▶ [Records for this exercise]
──────────────────────────────

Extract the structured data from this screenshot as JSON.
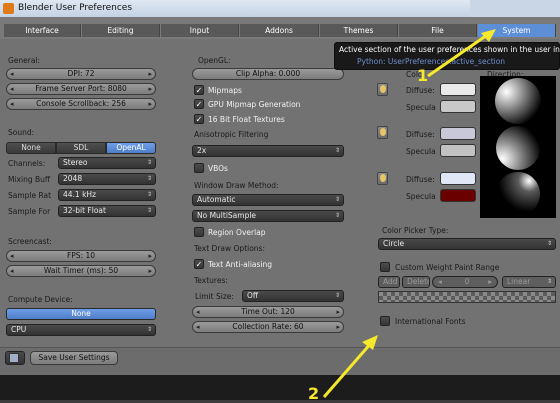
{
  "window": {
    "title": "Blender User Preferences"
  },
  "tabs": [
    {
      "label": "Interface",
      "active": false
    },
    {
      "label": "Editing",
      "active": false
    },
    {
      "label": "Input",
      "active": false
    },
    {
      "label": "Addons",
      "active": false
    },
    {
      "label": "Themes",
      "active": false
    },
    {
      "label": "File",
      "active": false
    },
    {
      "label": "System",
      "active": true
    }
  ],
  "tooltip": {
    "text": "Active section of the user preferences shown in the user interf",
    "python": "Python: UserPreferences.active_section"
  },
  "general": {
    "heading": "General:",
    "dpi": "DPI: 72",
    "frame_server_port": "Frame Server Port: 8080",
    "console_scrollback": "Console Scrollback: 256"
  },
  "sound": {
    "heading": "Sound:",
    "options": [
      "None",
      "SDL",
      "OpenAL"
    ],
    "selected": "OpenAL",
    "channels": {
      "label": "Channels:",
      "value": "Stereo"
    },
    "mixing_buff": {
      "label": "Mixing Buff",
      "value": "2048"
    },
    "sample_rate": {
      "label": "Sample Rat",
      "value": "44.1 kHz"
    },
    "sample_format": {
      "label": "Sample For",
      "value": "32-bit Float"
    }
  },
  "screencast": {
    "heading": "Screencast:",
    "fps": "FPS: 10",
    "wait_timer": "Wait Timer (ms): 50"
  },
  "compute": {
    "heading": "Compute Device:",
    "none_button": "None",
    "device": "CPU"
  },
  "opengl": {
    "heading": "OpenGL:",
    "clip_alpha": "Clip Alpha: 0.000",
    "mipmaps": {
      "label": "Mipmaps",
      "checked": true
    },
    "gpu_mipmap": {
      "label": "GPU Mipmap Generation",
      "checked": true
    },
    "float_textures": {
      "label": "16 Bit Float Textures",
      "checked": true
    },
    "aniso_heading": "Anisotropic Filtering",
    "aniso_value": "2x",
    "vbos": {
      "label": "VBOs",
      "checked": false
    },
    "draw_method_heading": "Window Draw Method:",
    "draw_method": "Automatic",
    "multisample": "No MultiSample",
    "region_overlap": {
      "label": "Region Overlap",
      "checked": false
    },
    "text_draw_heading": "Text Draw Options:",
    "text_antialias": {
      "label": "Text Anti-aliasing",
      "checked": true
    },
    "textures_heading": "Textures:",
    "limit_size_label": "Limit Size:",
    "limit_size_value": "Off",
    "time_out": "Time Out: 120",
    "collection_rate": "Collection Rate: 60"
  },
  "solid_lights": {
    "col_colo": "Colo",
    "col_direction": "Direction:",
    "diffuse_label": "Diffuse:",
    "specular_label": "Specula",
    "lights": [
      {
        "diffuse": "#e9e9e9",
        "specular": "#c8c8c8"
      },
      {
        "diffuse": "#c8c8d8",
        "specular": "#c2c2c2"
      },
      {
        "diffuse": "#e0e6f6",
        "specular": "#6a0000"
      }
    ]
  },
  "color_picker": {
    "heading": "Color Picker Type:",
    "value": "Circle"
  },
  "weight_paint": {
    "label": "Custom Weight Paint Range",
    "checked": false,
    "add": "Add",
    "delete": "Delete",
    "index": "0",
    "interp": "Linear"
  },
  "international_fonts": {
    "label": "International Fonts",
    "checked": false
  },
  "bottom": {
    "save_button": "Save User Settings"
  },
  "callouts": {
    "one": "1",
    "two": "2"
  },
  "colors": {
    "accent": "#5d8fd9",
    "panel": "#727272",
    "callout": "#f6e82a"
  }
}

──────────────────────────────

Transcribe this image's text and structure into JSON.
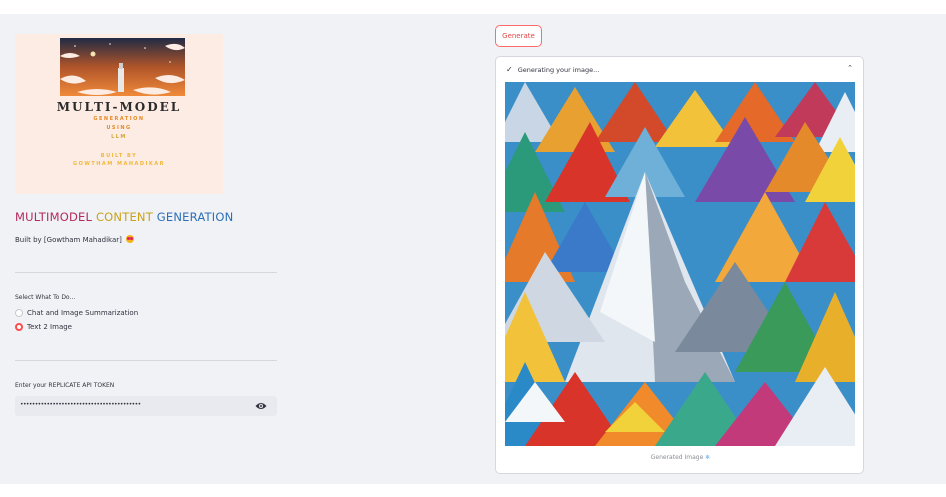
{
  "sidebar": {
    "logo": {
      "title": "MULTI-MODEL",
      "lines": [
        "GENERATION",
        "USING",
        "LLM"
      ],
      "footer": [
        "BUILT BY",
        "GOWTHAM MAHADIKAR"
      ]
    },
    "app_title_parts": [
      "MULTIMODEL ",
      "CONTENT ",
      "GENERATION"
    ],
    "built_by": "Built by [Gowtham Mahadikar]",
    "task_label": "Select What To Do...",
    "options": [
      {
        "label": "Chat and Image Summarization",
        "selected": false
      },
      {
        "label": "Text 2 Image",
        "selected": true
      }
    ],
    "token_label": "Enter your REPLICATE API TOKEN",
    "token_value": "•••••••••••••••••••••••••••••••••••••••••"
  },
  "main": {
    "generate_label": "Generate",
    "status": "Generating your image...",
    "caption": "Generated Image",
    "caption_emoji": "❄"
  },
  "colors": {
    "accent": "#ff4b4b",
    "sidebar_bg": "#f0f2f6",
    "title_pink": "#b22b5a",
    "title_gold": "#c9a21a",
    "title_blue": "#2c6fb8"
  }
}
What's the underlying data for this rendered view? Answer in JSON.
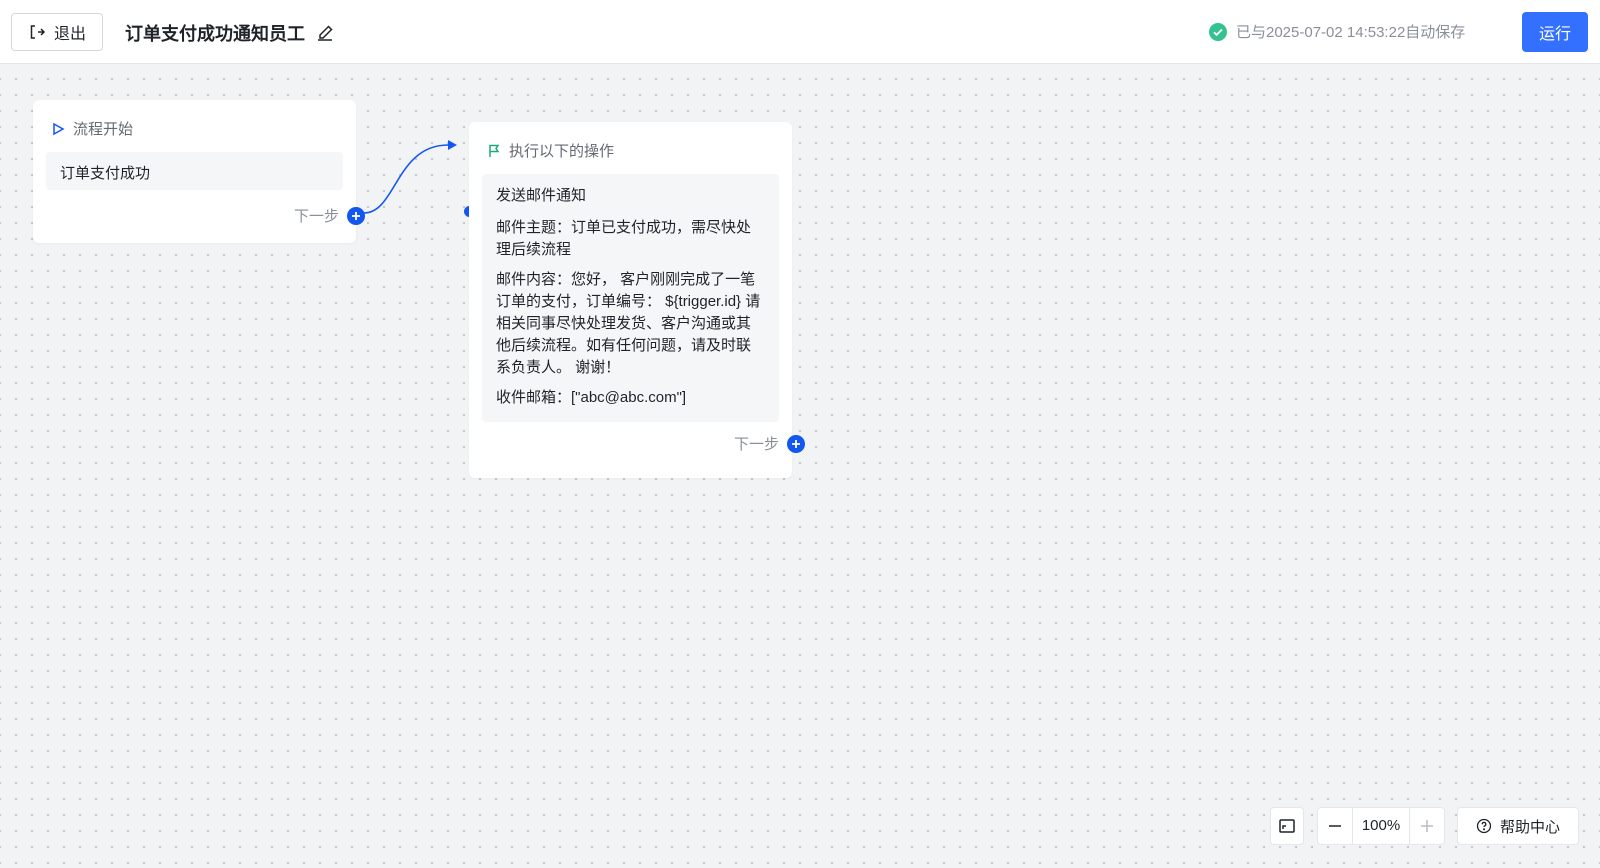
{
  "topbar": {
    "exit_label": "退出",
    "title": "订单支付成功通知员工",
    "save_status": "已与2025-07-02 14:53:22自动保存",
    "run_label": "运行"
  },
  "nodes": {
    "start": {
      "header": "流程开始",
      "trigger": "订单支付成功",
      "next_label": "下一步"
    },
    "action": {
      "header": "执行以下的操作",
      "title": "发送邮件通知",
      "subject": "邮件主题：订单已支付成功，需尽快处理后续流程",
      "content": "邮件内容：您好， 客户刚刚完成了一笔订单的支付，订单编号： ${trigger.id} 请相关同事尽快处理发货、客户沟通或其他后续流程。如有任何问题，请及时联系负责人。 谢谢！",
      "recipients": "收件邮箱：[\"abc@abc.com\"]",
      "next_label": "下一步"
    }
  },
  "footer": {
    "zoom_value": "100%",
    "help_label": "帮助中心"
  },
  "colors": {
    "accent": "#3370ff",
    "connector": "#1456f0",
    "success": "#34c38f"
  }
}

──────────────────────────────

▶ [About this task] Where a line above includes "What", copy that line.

▶ [Completed exercise]
    "task_label": "Select What To Do...",
What's the underlying data for this rendered view? Answer in JSON.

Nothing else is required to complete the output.